▸ What you should do
Find the line that contains "Enumerate this screenshot's content"; please output it and each line after it, exactly as shown, up to the end of the entries below, skipping pictures.
• • • •
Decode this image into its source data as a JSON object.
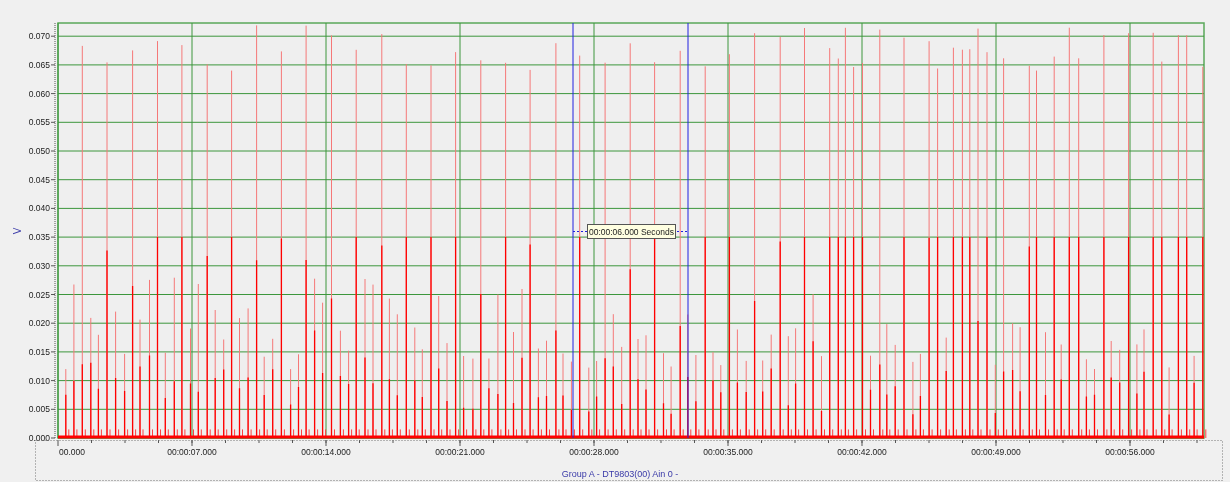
{
  "chart": {
    "y_axis_label": "V",
    "y_ticks": [
      "0.070",
      "0.065",
      "0.060",
      "0.055",
      "0.050",
      "0.045",
      "0.040",
      "0.035",
      "0.030",
      "0.025",
      "0.020",
      "0.015",
      "0.010",
      "0.005",
      "0.000"
    ],
    "x_ticks": [
      "00.000",
      "00:00:07.000",
      "00:00:14.000",
      "00:00:21.000",
      "00:00:28.000",
      "00:00:35.000",
      "00:00:42.000",
      "00:00:49.000",
      "00:00:56.000"
    ],
    "cursor_readout": "00:00:06.000 Seconds",
    "legend": "Group A - DT9803(00) Ain 0 -"
  }
}
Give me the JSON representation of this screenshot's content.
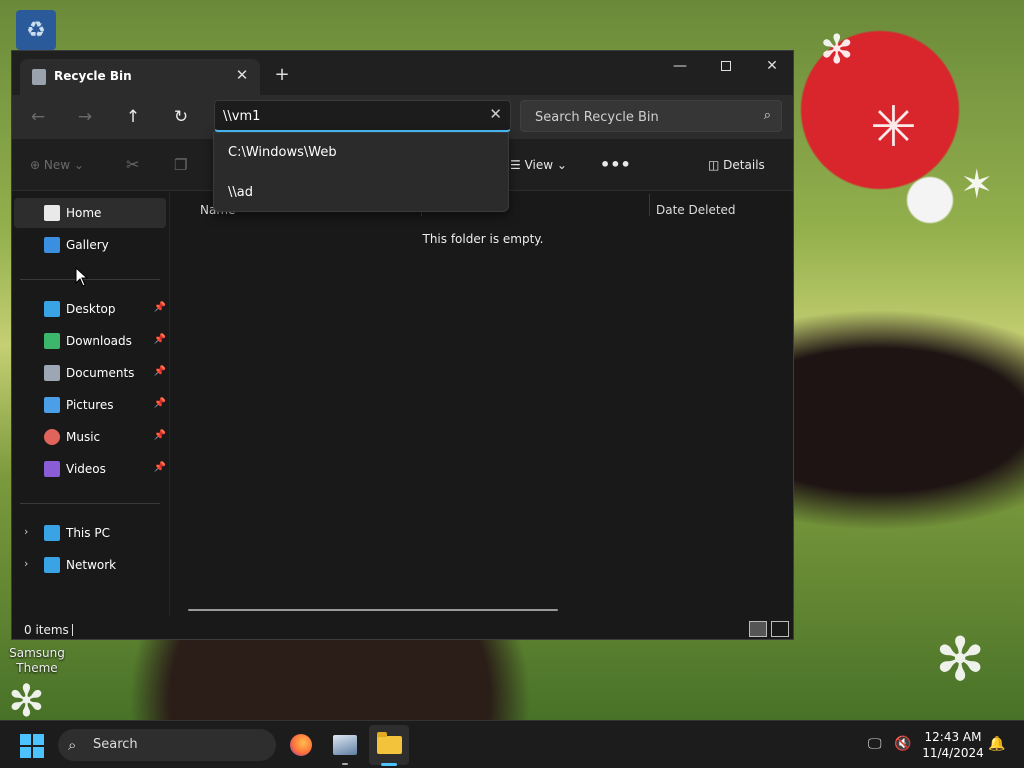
{
  "desktop": {
    "recycle_bin_icon": "recycle-bin-icon",
    "theme_label": "Samsung Theme"
  },
  "window": {
    "tab_title": "Recycle Bin",
    "tab_icon": "recycle-bin-icon",
    "tab_close": "✕",
    "new_tab": "+",
    "minimize": "—",
    "close": "✕"
  },
  "navigation": {
    "back": "←",
    "forward": "→",
    "up": "↑",
    "refresh": "↻",
    "address_value": "\\\\vm1",
    "address_clear": "✕",
    "search_placeholder": "Search Recycle Bin",
    "search_icon": "⌕"
  },
  "address_suggestions": [
    {
      "label": "C:\\Windows\\Web"
    },
    {
      "label": "\\\\ad"
    }
  ],
  "commandbar": {
    "new_label": "New",
    "new_icon": "⊕",
    "cut_icon": "✂",
    "copy_icon": "❐",
    "view_label": "View",
    "more_label": "•••",
    "details_label": "Details"
  },
  "sidebar": {
    "items": [
      {
        "label": "Home",
        "icon": "home-icon",
        "color": "#e9e9e9"
      },
      {
        "label": "Gallery",
        "icon": "gallery-icon",
        "color": "#3b8fe0"
      },
      {
        "label": "Desktop",
        "icon": "desktop-icon",
        "color": "#3aa3e6"
      },
      {
        "label": "Downloads",
        "icon": "download-icon",
        "color": "#3bb66b"
      },
      {
        "label": "Documents",
        "icon": "documents-icon",
        "color": "#9da7b3"
      },
      {
        "label": "Pictures",
        "icon": "pictures-icon",
        "color": "#4a9fe8"
      },
      {
        "label": "Music",
        "icon": "music-icon",
        "color": "#e0645c"
      },
      {
        "label": "Videos",
        "icon": "videos-icon",
        "color": "#8a5cd6"
      },
      {
        "label": "This PC",
        "icon": "this-pc-icon",
        "color": "#3aa3e6"
      },
      {
        "label": "Network",
        "icon": "network-icon",
        "color": "#3aa3e6"
      }
    ],
    "pin_glyph": "📌",
    "expand_glyph": "›"
  },
  "content": {
    "columns": [
      "Name",
      "Date Deleted"
    ],
    "empty_message": "This folder is empty."
  },
  "statusbar": {
    "item_count": "0 items"
  },
  "taskbar": {
    "search_label": "Search",
    "time": "12:43 AM",
    "date": "11/4/2024",
    "accent": "#4cc2ff"
  }
}
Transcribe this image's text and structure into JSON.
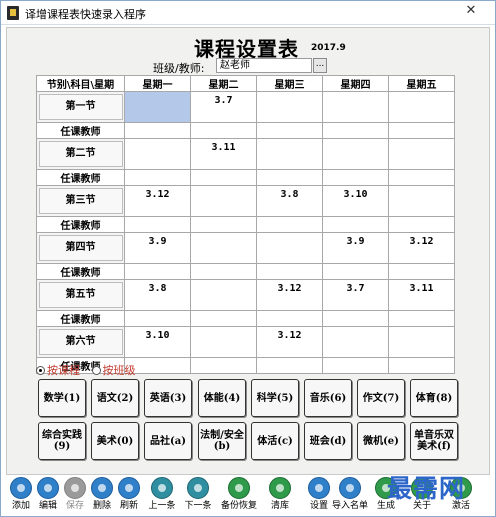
{
  "window": {
    "title": "译增课程表快速录入程序",
    "close_glyph": "✕"
  },
  "heading": {
    "title": "课程设置表",
    "year": "2017.9"
  },
  "class_selector": {
    "label": "班级/教师:",
    "value": "赵老师",
    "browse_label": "..."
  },
  "timetable": {
    "corner_header": "节别\\科目\\星期",
    "days": [
      "星期一",
      "星期二",
      "星期三",
      "星期四",
      "星期五"
    ],
    "teacher_label": "任课教师",
    "periods": [
      {
        "name": "第一节",
        "cells": [
          "",
          "3.7",
          "",
          "",
          ""
        ]
      },
      {
        "name": "第二节",
        "cells": [
          "",
          "3.11",
          "",
          "",
          ""
        ]
      },
      {
        "name": "第三节",
        "cells": [
          "3.12",
          "",
          "3.8",
          "3.10",
          ""
        ]
      },
      {
        "name": "第四节",
        "cells": [
          "3.9",
          "",
          "",
          "3.9",
          "3.12"
        ]
      },
      {
        "name": "第五节",
        "cells": [
          "3.8",
          "",
          "3.12",
          "3.7",
          "3.11"
        ]
      },
      {
        "name": "第六节",
        "cells": [
          "3.10",
          "",
          "3.12",
          "",
          ""
        ]
      }
    ]
  },
  "mode": {
    "options": [
      {
        "label": "按课程",
        "selected": true
      },
      {
        "label": "按班级",
        "selected": false
      }
    ]
  },
  "subjects": {
    "row1": [
      "数学(1)",
      "语文(2)",
      "英语(3)",
      "体能(4)",
      "科学(5)",
      "音乐(6)",
      "作文(7)",
      "体育(8)"
    ],
    "row2": [
      "综合实践(9)",
      "美术(0)",
      "品社(a)",
      "法制/安全(b)",
      "体活(c)",
      "班会(d)",
      "微机(e)",
      "单音乐双美术(f)"
    ]
  },
  "toolbar": {
    "buttons": [
      {
        "label": "添加",
        "icon": "add-icon"
      },
      {
        "label": "编辑",
        "icon": "edit-icon"
      },
      {
        "label": "保存",
        "icon": "save-icon"
      },
      {
        "label": "删除",
        "icon": "delete-icon"
      },
      {
        "label": "刷新",
        "icon": "refresh-icon"
      },
      {
        "label": "上一条",
        "icon": "previous-icon"
      },
      {
        "label": "下一条",
        "icon": "next-icon"
      },
      {
        "label": "备份恢复",
        "icon": "backup-icon"
      },
      {
        "label": "清库",
        "icon": "clear-icon"
      },
      {
        "label": "设置",
        "icon": "settings-icon"
      },
      {
        "label": "导入名单",
        "icon": "import-icon"
      },
      {
        "label": "生成",
        "icon": "generate-icon"
      },
      {
        "label": "关于",
        "icon": "about-icon"
      },
      {
        "label": "激活",
        "icon": "activate-icon"
      }
    ]
  },
  "watermark": "最需网",
  "colors": {
    "selected_cell": "#b4c8ea",
    "radio_label": "#c0392b",
    "toolbar_icon": "#2f7fc9",
    "watermark": "#2d66c9"
  }
}
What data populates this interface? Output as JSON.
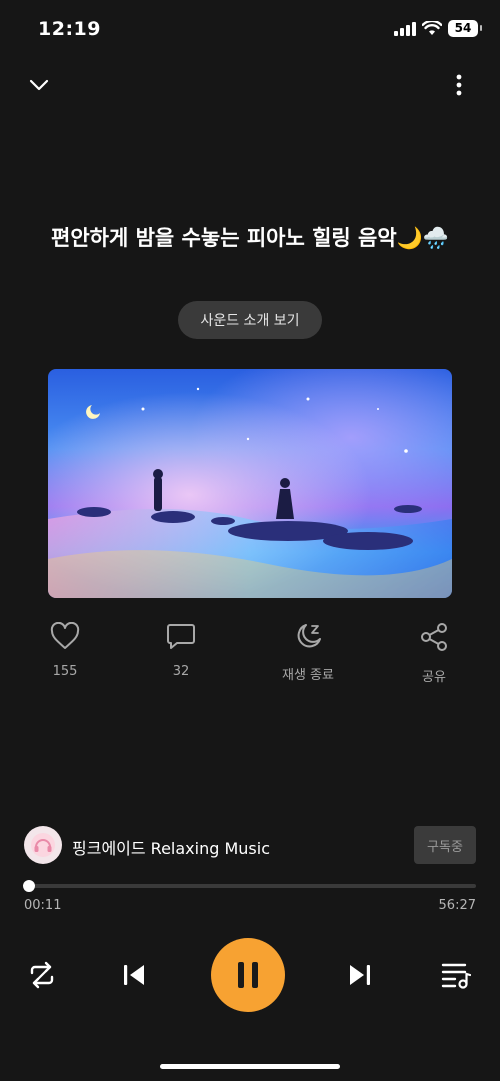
{
  "status_bar": {
    "time": "12:19",
    "battery": "54"
  },
  "title": "편안하게 밤을 수놓는 피아노 힐링 음악🌙🌧️",
  "sound_intro_label": "사운드 소개 보기",
  "actions": {
    "like_count": "155",
    "comment_count": "32",
    "sleep_timer_label": "재생 종료",
    "share_label": "공유"
  },
  "channel": {
    "name": "핑크에이드 Relaxing Music",
    "subscribe_label": "구독중"
  },
  "playback": {
    "current_time": "00:11",
    "total_time": "56:27",
    "progress": 0.003
  },
  "icons": {
    "back": "chevron-down-icon",
    "more": "more-vertical-icon",
    "like": "heart-icon",
    "comment": "comment-icon",
    "sleep": "moon-z-icon",
    "share": "share-icon",
    "repeat": "repeat-icon",
    "prev": "skip-previous-icon",
    "pause": "pause-icon",
    "next": "skip-next-icon",
    "playlist": "playlist-icon"
  },
  "colors": {
    "accent": "#f7a232",
    "background": "#161616"
  }
}
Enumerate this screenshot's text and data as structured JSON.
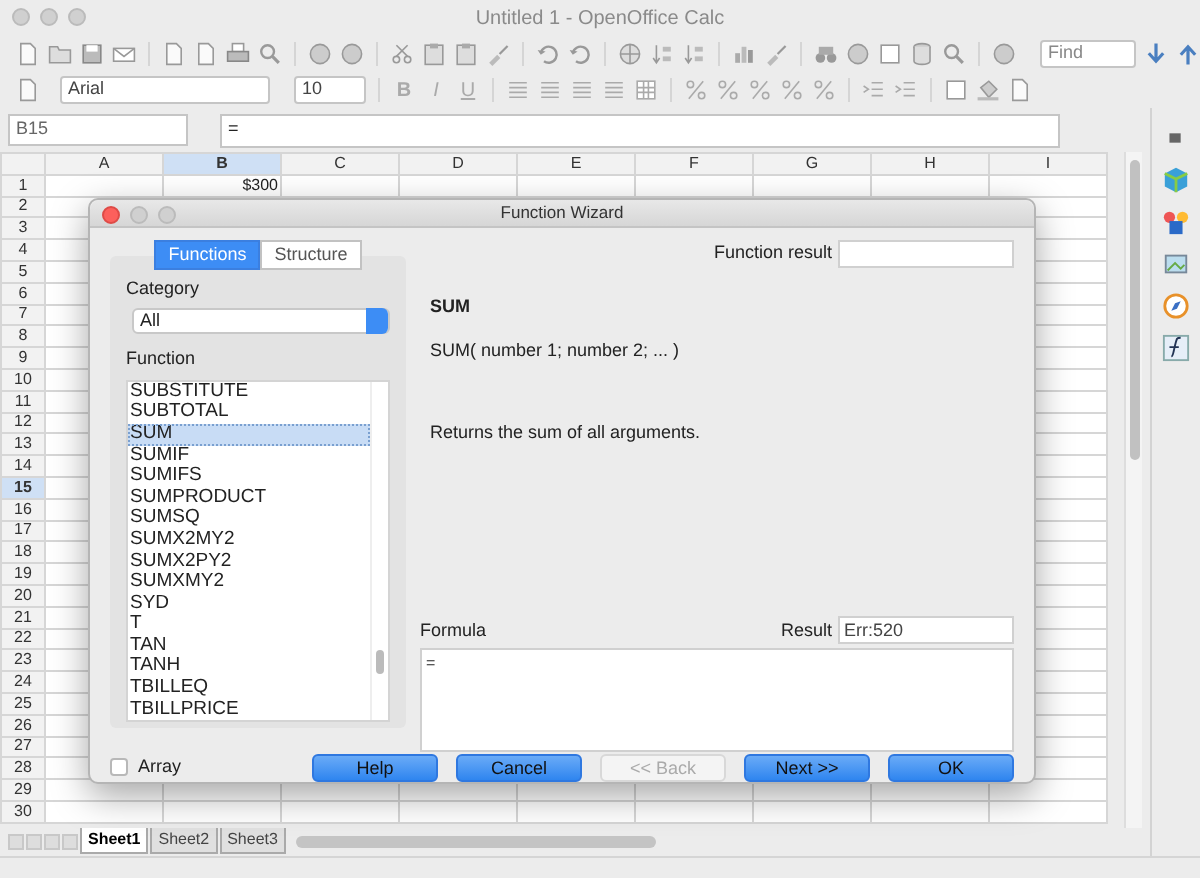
{
  "window": {
    "title": "Untitled 1 - OpenOffice Calc"
  },
  "find": {
    "placeholder": "Find"
  },
  "formatting": {
    "font": "Arial",
    "size": "10",
    "styles": [
      "B",
      "I",
      "U"
    ]
  },
  "formula_bar": {
    "cell": "B15",
    "input": "="
  },
  "sheet": {
    "columns": [
      {
        "label": "A",
        "selected": false
      },
      {
        "label": "B",
        "selected": true
      },
      {
        "label": "C",
        "selected": false
      },
      {
        "label": "D",
        "selected": false
      },
      {
        "label": "E",
        "selected": false
      },
      {
        "label": "F",
        "selected": false
      },
      {
        "label": "G",
        "selected": false
      },
      {
        "label": "H",
        "selected": false
      },
      {
        "label": "I",
        "selected": false
      }
    ],
    "rows": [
      {
        "label": "1",
        "selected": false
      },
      {
        "label": "2",
        "selected": false
      },
      {
        "label": "3",
        "selected": false
      },
      {
        "label": "4",
        "selected": false
      },
      {
        "label": "5",
        "selected": false
      },
      {
        "label": "6",
        "selected": false
      },
      {
        "label": "7",
        "selected": false
      },
      {
        "label": "8",
        "selected": false
      },
      {
        "label": "9",
        "selected": false
      },
      {
        "label": "10",
        "selected": false
      },
      {
        "label": "11",
        "selected": false
      },
      {
        "label": "12",
        "selected": false
      },
      {
        "label": "13",
        "selected": false
      },
      {
        "label": "14",
        "selected": false
      },
      {
        "label": "15",
        "selected": true
      },
      {
        "label": "16",
        "selected": false
      },
      {
        "label": "17",
        "selected": false
      },
      {
        "label": "18",
        "selected": false
      },
      {
        "label": "19",
        "selected": false
      },
      {
        "label": "20",
        "selected": false
      },
      {
        "label": "21",
        "selected": false
      },
      {
        "label": "22",
        "selected": false
      },
      {
        "label": "23",
        "selected": false
      },
      {
        "label": "24",
        "selected": false
      },
      {
        "label": "25",
        "selected": false
      },
      {
        "label": "26",
        "selected": false
      },
      {
        "label": "27",
        "selected": false
      },
      {
        "label": "28",
        "selected": false
      },
      {
        "label": "29",
        "selected": false
      },
      {
        "label": "30",
        "selected": false
      }
    ],
    "cell_b1": "$300"
  },
  "sheet_tabs": [
    {
      "label": "Sheet1",
      "selected": true
    },
    {
      "label": "Sheet2",
      "selected": false
    },
    {
      "label": "Sheet3",
      "selected": false
    }
  ],
  "dialog": {
    "title": "Function Wizard",
    "tabs": [
      {
        "label": "Functions",
        "selected": true
      },
      {
        "label": "Structure",
        "selected": false
      }
    ],
    "category": {
      "label": "Category",
      "value": "All"
    },
    "function_label": "Function",
    "functions": [
      {
        "name": "SUBSTITUTE",
        "selected": false
      },
      {
        "name": "SUBTOTAL",
        "selected": false
      },
      {
        "name": "SUM",
        "selected": true
      },
      {
        "name": "SUMIF",
        "selected": false
      },
      {
        "name": "SUMIFS",
        "selected": false
      },
      {
        "name": "SUMPRODUCT",
        "selected": false
      },
      {
        "name": "SUMSQ",
        "selected": false
      },
      {
        "name": "SUMX2MY2",
        "selected": false
      },
      {
        "name": "SUMX2PY2",
        "selected": false
      },
      {
        "name": "SUMXMY2",
        "selected": false
      },
      {
        "name": "SYD",
        "selected": false
      },
      {
        "name": "T",
        "selected": false
      },
      {
        "name": "TAN",
        "selected": false
      },
      {
        "name": "TANH",
        "selected": false
      },
      {
        "name": "TBILLEQ",
        "selected": false
      },
      {
        "name": "TBILLPRICE",
        "selected": false
      }
    ],
    "function_result_label": "Function result",
    "function_name": "SUM",
    "syntax": "SUM( number 1; number 2; ...  )",
    "description": "Returns the sum of all arguments.",
    "formula": {
      "label": "Formula",
      "value": "="
    },
    "result": {
      "label": "Result",
      "value": "Err:520"
    },
    "array": {
      "label": "Array",
      "checked": false
    },
    "buttons": [
      {
        "label": "Help",
        "disabled": false
      },
      {
        "label": "Cancel",
        "disabled": false
      },
      {
        "label": "<< Back",
        "disabled": true
      },
      {
        "label": "Next >>",
        "disabled": false
      },
      {
        "label": "OK",
        "disabled": false
      }
    ]
  }
}
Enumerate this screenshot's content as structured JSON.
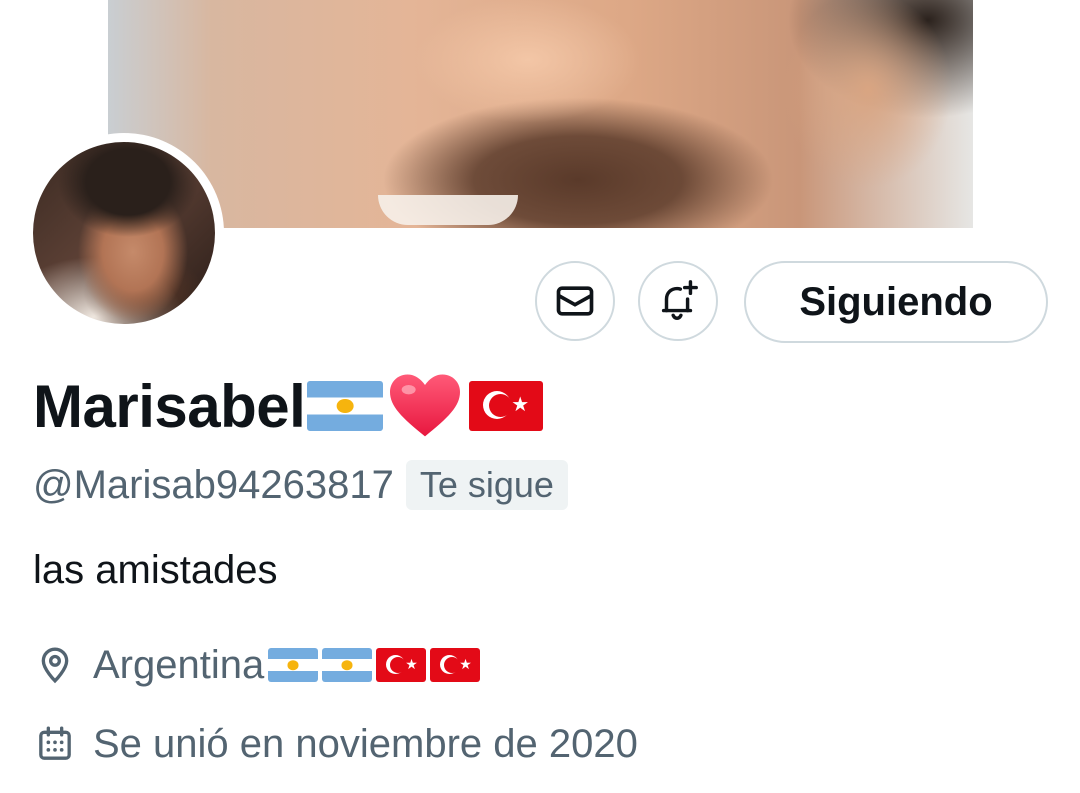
{
  "profile": {
    "name": "Marisabel",
    "handle": "@Marisab94263817",
    "follows_you_label": "Te sigue",
    "bio": "las amistades",
    "location": "Argentina",
    "joined": "Se unió en noviembre de 2020",
    "name_emoji": [
      "argentina-flag",
      "red-heart",
      "turkey-flag"
    ],
    "location_emoji": [
      "argentina-flag",
      "argentina-flag",
      "turkey-flag",
      "turkey-flag"
    ]
  },
  "actions": {
    "message_icon": "envelope-icon",
    "notify_icon": "bell-plus-icon",
    "following_label": "Siguiendo"
  },
  "colors": {
    "text_primary": "#0f1419",
    "text_secondary": "#536471",
    "border": "#cfd9de",
    "badge_bg": "#eff3f4"
  }
}
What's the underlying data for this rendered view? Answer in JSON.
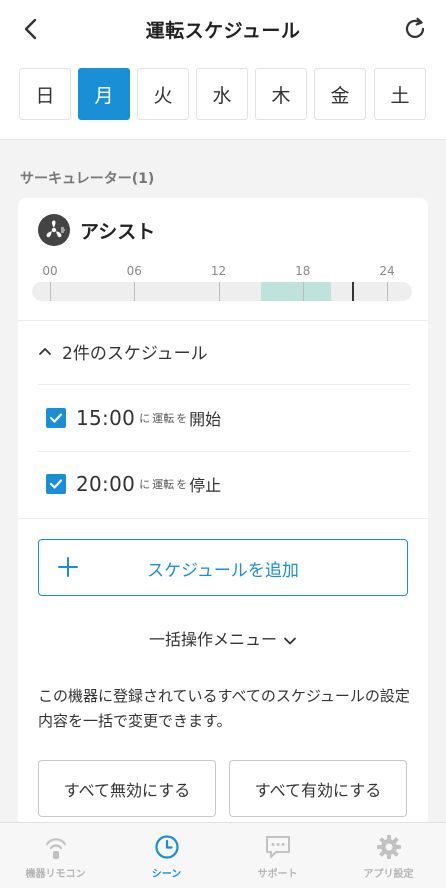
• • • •
▸ Problem solution
Enumerate this screenshot's content as structured JSON.
{
  "profile": {
    "name": "Marisabel",
    "handle": "@Marisab94263817",
    "follows_you_label": "Te sigue",
    "bio": "las amistades",
    "location": "Argentina",
    "joined": "Se unió en noviembre de 2020",
    "name_emoji": [
      "argentina-flag",
      "red-heart",
      "turkey-flag"
    ],
    "location_emoji": [
      "argentina-flag",
      "argentina-flag",
      "turkey-flag",
      "turkey-flag"
    ]
  },
  "actions": {
    "message_icon": "envelope-icon",
    "notify_icon": "bell-plus-icon",
    "following_label": "Siguiendo"
  },
  "colors": {
    "text_primary": "#0f1419",
    "text_secondary": "#536471",
    "border": "#cfd9de",
    "badge_bg": "#eff3f4"
  }
}
What's the underlying data for this rendered view? Answer in JSON.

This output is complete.